The project is a neat mix of art and electronics. Stick around for a video overview after the break.
Continue reading “Gutenberg Clock Keeps Time by Reading Books”
We don’t think we’ve seen an Infinity Mirror Clock before, but we love this new twist on an old favorite. Different colors distinguish between seconds, minutes and hours, and an additional IR sensor detects when someone is directly in front of the clock and switches the LEDs off, allowing it to be used as a normal mirror. This build is the work of [Dushyant Ahuja], who is no stranger to hacking together clocks out of LEDs. You can tell how much progress he’s made with the mirror clock by taking a glance at his first project, which is an impressive creation held together by jumbles of wire and some glue.
[Dushyant] has stepped up his game for his new clock, attaching an LED strip along the inside of a circular frame to fashion the infinity mirror effect. The lights receive a signal from an attached homemade Arduino board, which is also connected to a real-time clock (RTC) module to keep time and to a Bluetooth module, which allows [Dushyant] to program the clock wirelessly rather than having to drag out some cords if the clock ever needs an adjustment.
Stick around after the jump for a quick demonstration video. The lights are dazzling to watch; [Dushyant] inserted a stainless steel plate at the center of the circle to reflect the outer rim of LEDs. After a quick rainbow effect, it looks like the mirror enters clock mode.

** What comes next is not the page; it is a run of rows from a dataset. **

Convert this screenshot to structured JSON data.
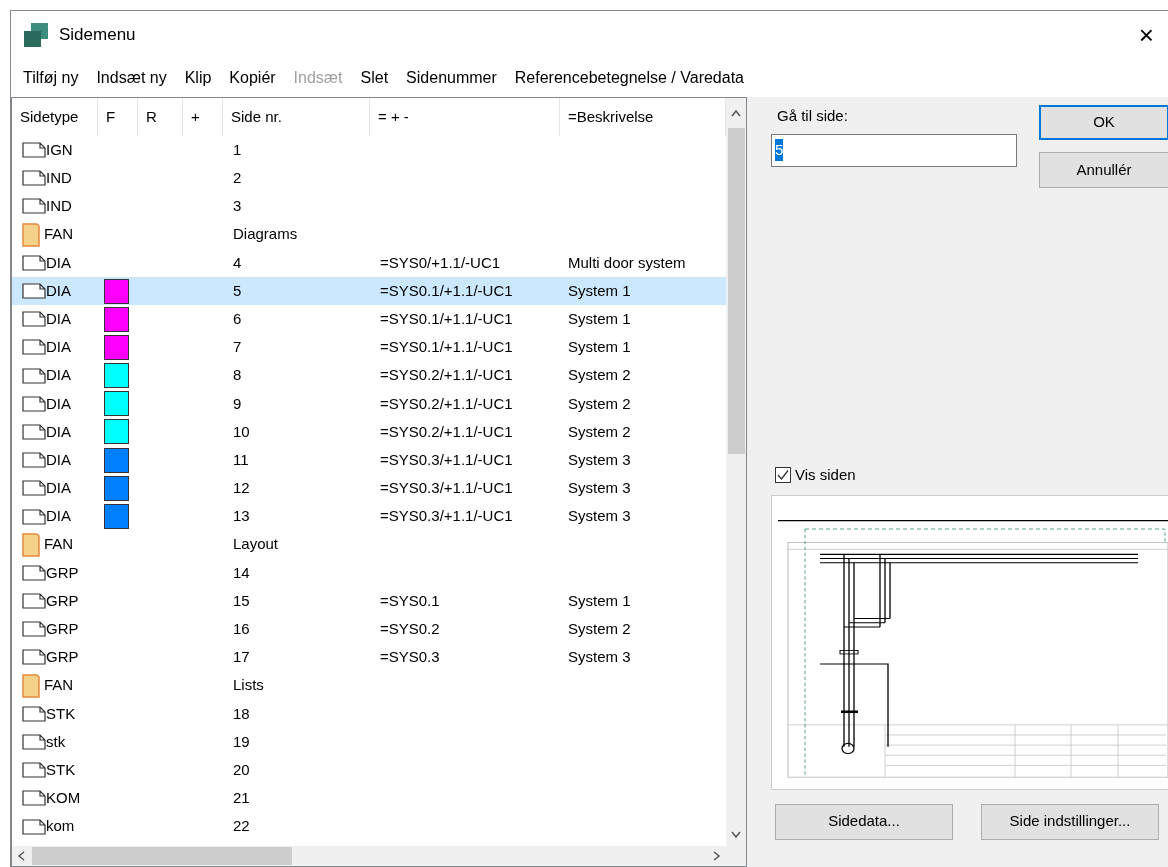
{
  "window": {
    "title": "Sidemenu",
    "close": "×"
  },
  "menu": [
    {
      "label": "Tilføj ny",
      "disabled": false
    },
    {
      "label": "Indsæt ny",
      "disabled": false
    },
    {
      "label": "Klip",
      "disabled": false
    },
    {
      "label": "Kopiér",
      "disabled": false
    },
    {
      "label": "Indsæt",
      "disabled": true
    },
    {
      "label": "Slet",
      "disabled": false
    },
    {
      "label": "Sidenummer",
      "disabled": false
    },
    {
      "label": "Referencebetegnelse / Varedata",
      "disabled": false
    }
  ],
  "table": {
    "columns": [
      "Sidetype",
      "F",
      "R",
      "+",
      "Side nr.",
      "= + -",
      "=Beskrivelse"
    ],
    "rows": [
      {
        "kind": "page",
        "type": "IGN",
        "number": "1",
        "selected": false
      },
      {
        "kind": "page",
        "type": "IND",
        "number": "2",
        "selected": false
      },
      {
        "kind": "page",
        "type": "IND",
        "number": "3",
        "selected": false
      },
      {
        "kind": "folder",
        "type": "FAN",
        "number": "Diagrams",
        "selected": false
      },
      {
        "kind": "page",
        "type": "DIA",
        "number": "4",
        "ref": "=SYS0/+1.1/-UC1",
        "desc": "Multi door system",
        "selected": false
      },
      {
        "kind": "page",
        "type": "DIA",
        "color": "#ff00ff",
        "number": "5",
        "ref": "=SYS0.1/+1.1/-UC1",
        "desc": "System 1",
        "selected": true
      },
      {
        "kind": "page",
        "type": "DIA",
        "color": "#ff00ff",
        "number": "6",
        "ref": "=SYS0.1/+1.1/-UC1",
        "desc": "System 1",
        "selected": false
      },
      {
        "kind": "page",
        "type": "DIA",
        "color": "#ff00ff",
        "number": "7",
        "ref": "=SYS0.1/+1.1/-UC1",
        "desc": "System 1",
        "selected": false
      },
      {
        "kind": "page",
        "type": "DIA",
        "color": "#00ffff",
        "number": "8",
        "ref": "=SYS0.2/+1.1/-UC1",
        "desc": "System 2",
        "selected": false
      },
      {
        "kind": "page",
        "type": "DIA",
        "color": "#00ffff",
        "number": "9",
        "ref": "=SYS0.2/+1.1/-UC1",
        "desc": "System 2",
        "selected": false
      },
      {
        "kind": "page",
        "type": "DIA",
        "color": "#00ffff",
        "number": "10",
        "ref": "=SYS0.2/+1.1/-UC1",
        "desc": "System 2",
        "selected": false
      },
      {
        "kind": "page",
        "type": "DIA",
        "color": "#0080ff",
        "number": "11",
        "ref": "=SYS0.3/+1.1/-UC1",
        "desc": "System 3",
        "selected": false
      },
      {
        "kind": "page",
        "type": "DIA",
        "color": "#0080ff",
        "number": "12",
        "ref": "=SYS0.3/+1.1/-UC1",
        "desc": "System 3",
        "selected": false
      },
      {
        "kind": "page",
        "type": "DIA",
        "color": "#0080ff",
        "number": "13",
        "ref": "=SYS0.3/+1.1/-UC1",
        "desc": "System 3",
        "selected": false
      },
      {
        "kind": "folder",
        "type": "FAN",
        "number": "Layout",
        "selected": false
      },
      {
        "kind": "page",
        "type": "GRP",
        "number": "14",
        "selected": false
      },
      {
        "kind": "page",
        "type": "GRP",
        "number": "15",
        "ref": "=SYS0.1",
        "desc": "System 1",
        "selected": false
      },
      {
        "kind": "page",
        "type": "GRP",
        "number": "16",
        "ref": "=SYS0.2",
        "desc": "System 2",
        "selected": false
      },
      {
        "kind": "page",
        "type": "GRP",
        "number": "17",
        "ref": "=SYS0.3",
        "desc": "System 3",
        "selected": false
      },
      {
        "kind": "folder",
        "type": "FAN",
        "number": "Lists",
        "selected": false
      },
      {
        "kind": "page",
        "type": "STK",
        "number": "18",
        "selected": false
      },
      {
        "kind": "page",
        "type": "stk",
        "number": "19",
        "selected": false
      },
      {
        "kind": "page",
        "type": "STK",
        "number": "20",
        "selected": false
      },
      {
        "kind": "page",
        "type": "KOM",
        "number": "21",
        "selected": false
      },
      {
        "kind": "page",
        "type": "kom",
        "number": "22",
        "selected": false
      }
    ]
  },
  "goto": {
    "label": "Gå til side:",
    "value": "5"
  },
  "buttons": {
    "ok": "OK",
    "cancel": "Annullér",
    "page_data": "Sidedata...",
    "page_settings": "Side indstillinger..."
  },
  "preview": {
    "label": "Vis siden",
    "checked": true
  }
}
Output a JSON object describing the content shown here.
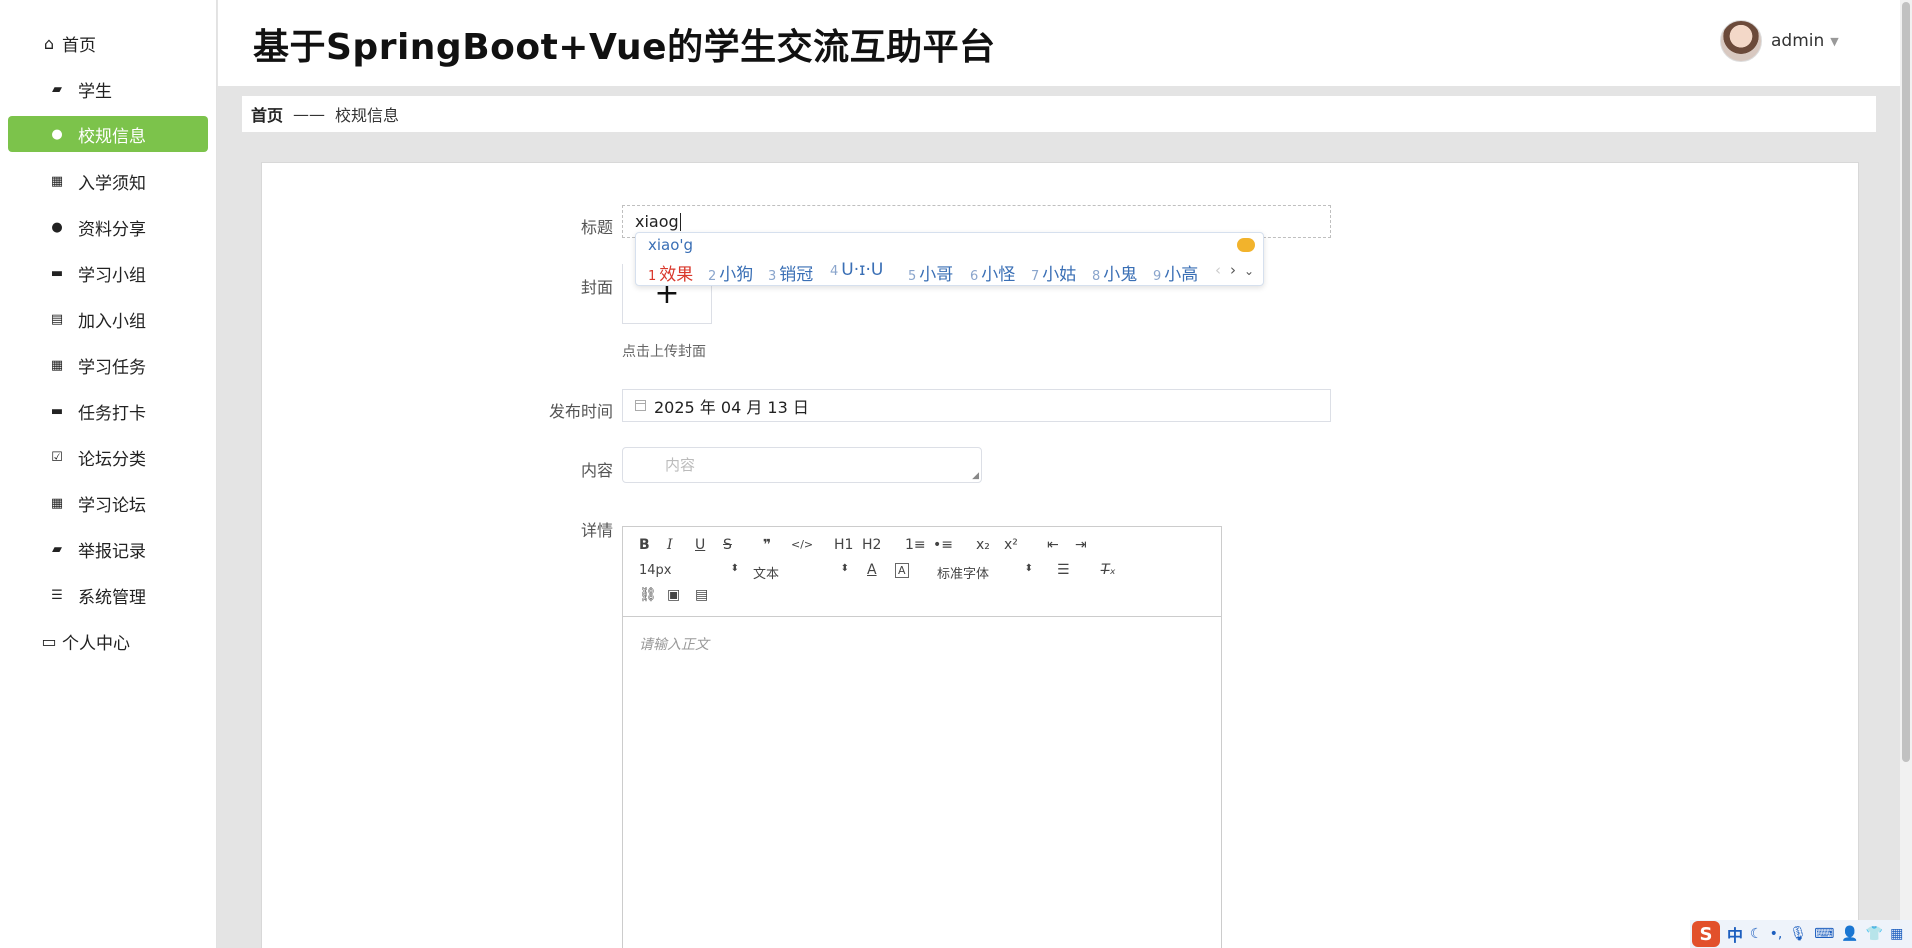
{
  "app": {
    "title": "基于SpringBoot+Vue的学生交流互助平台"
  },
  "user": {
    "name": "admin"
  },
  "sidebar": {
    "items": [
      {
        "label": "首页",
        "icon": "home-icon",
        "glyph": "⌂"
      },
      {
        "label": "学生",
        "icon": "ticket-icon",
        "glyph": "▰"
      },
      {
        "label": "校规信息",
        "icon": "user-icon",
        "glyph": "●"
      },
      {
        "label": "入学须知",
        "icon": "grid-icon",
        "glyph": "▦"
      },
      {
        "label": "资料分享",
        "icon": "bulb-icon",
        "glyph": "●"
      },
      {
        "label": "学习小组",
        "icon": "briefcase-icon",
        "glyph": "▬"
      },
      {
        "label": "加入小组",
        "icon": "clipboard-icon",
        "glyph": "▤"
      },
      {
        "label": "学习任务",
        "icon": "grid-icon",
        "glyph": "▦"
      },
      {
        "label": "任务打卡",
        "icon": "monitor-icon",
        "glyph": "▬"
      },
      {
        "label": "论坛分类",
        "icon": "check-clipboard-icon",
        "glyph": "☑"
      },
      {
        "label": "学习论坛",
        "icon": "grid-icon",
        "glyph": "▦"
      },
      {
        "label": "举报记录",
        "icon": "wallet-icon",
        "glyph": "▰"
      },
      {
        "label": "系统管理",
        "icon": "list-icon",
        "glyph": "☰"
      },
      {
        "label": "个人中心",
        "icon": "id-card-icon",
        "glyph": "▭"
      }
    ]
  },
  "breadcrumb": {
    "home": "首页",
    "separator": "——",
    "current": "校规信息"
  },
  "form": {
    "title_label": "标题",
    "title_value": "xiaog",
    "cover_label": "封面",
    "cover_plus": "+",
    "cover_hint": "点击上传封面",
    "date_label": "发布时间",
    "date_value": "2025 年 04 月 13 日",
    "content_label": "内容",
    "content_placeholder": "内容",
    "detail_label": "详情"
  },
  "editor": {
    "row1": [
      "B",
      "I",
      "U",
      "S",
      "❞",
      "</>",
      "H1",
      "H2",
      "1≡",
      "•≡",
      "x₂",
      "x²",
      "⇤",
      "⇥"
    ],
    "font_size": "14px",
    "block_type": "文本",
    "font_family": "标准字体",
    "placeholder": "请输入正文"
  },
  "ime": {
    "composition": "xiao'g",
    "candidates": [
      {
        "n": "1",
        "text": "效果"
      },
      {
        "n": "2",
        "text": "小狗"
      },
      {
        "n": "3",
        "text": "销冠"
      },
      {
        "n": "4",
        "text": "U·ɪ·U"
      },
      {
        "n": "5",
        "text": "小哥"
      },
      {
        "n": "6",
        "text": "小怪"
      },
      {
        "n": "7",
        "text": "小姑"
      },
      {
        "n": "8",
        "text": "小鬼"
      },
      {
        "n": "9",
        "text": "小高"
      }
    ]
  },
  "tray": {
    "logo": "S",
    "mode": "中"
  },
  "colors": {
    "accent": "#7cc34b",
    "ime_blue": "#3a6fb5",
    "ime_first": "#d9372b"
  }
}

See if you can figure out what time it is. For a more step-by-step overview of this project, swing by his Instructables page.
Continue reading “Infinity Mirror Clock: There’s a Time Joke There Somewhere”
[Joakim] has built a clock that spells out the time in words. Wait a second – word clock, what is this, 2009? Word clocks are one of those projects that have become timeless. When we see a build that stands out, we make sure to write it up. [Joakim’s] clock is special for a number of reasons. The time is spelled out in Norwegian, and since the clock is a birthday gift for [Daniel], [Joakim] added
the his full name to the clock’s repertoire.
One of the hard parts of word clock design is controlling light spill. [Joakim] used a simple 3D printed frame to box each LED in. This keeps the spill under control and makes everything easier to read. The RGB LED’s [Joakim] used are also a bit different from the norm. Rather than the WS2812 Neopixel, [Joakim] used LPD8806 LED strips. On the controller side [Joakim] may have gone a bit overboard in his choice of an Arduino Yun, but he does put the ATmega328 and Embedded Linux machine to good use.
The real magic happens at boot. [Daniel’s] name lights up in red, with various letters going green as each step completes. A green ‘D’ indicates an IP address was obtained from the router’s DHCP server. ‘N’ switches to green when four NTP servers have been contacted, and the Linux processor is reasonably sure it has the correct time. The last letter to change will be the ‘E’, which reports ambient light.
[Joakim] added a web interface to trigger his new features, such as a rainbow color palette, or the ability to show minutes by changing the color of the letters K,L,O,K. The final result is a slick package, which definitely brings a 2009 era design up to 2014 standards!